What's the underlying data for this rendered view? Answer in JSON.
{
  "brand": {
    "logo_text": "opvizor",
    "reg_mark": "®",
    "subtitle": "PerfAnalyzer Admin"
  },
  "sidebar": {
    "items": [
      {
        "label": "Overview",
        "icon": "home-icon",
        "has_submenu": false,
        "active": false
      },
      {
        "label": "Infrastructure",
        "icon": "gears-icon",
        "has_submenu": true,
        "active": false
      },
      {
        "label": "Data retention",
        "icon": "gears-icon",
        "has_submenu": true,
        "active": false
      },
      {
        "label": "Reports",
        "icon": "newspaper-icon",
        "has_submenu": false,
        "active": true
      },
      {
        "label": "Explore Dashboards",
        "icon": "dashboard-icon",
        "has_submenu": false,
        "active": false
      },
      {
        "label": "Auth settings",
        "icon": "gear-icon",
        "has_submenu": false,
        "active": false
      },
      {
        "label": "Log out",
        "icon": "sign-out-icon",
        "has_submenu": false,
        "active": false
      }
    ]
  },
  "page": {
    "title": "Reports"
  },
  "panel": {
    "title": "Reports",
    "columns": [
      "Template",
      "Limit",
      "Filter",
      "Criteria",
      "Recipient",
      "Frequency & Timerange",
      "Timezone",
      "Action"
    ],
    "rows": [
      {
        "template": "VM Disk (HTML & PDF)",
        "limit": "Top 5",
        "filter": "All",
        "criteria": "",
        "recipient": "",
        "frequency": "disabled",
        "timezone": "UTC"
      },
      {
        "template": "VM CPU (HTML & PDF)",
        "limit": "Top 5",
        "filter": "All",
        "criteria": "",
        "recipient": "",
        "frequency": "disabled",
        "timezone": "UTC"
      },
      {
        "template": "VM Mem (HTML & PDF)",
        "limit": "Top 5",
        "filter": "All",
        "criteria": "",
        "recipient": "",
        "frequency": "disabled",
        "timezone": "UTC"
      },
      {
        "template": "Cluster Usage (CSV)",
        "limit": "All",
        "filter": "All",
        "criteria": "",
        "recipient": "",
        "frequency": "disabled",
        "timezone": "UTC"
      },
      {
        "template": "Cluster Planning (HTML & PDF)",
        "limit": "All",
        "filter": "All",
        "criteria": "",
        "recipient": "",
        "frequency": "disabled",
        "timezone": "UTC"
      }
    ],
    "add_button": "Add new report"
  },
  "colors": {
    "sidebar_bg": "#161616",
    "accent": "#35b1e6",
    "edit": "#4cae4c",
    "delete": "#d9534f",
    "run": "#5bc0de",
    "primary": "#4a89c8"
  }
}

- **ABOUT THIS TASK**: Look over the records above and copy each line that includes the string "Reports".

- **EXERCISE SOLUTION**:
        "label": "Reports",
    "title": "Reports"
    "title": "Reports",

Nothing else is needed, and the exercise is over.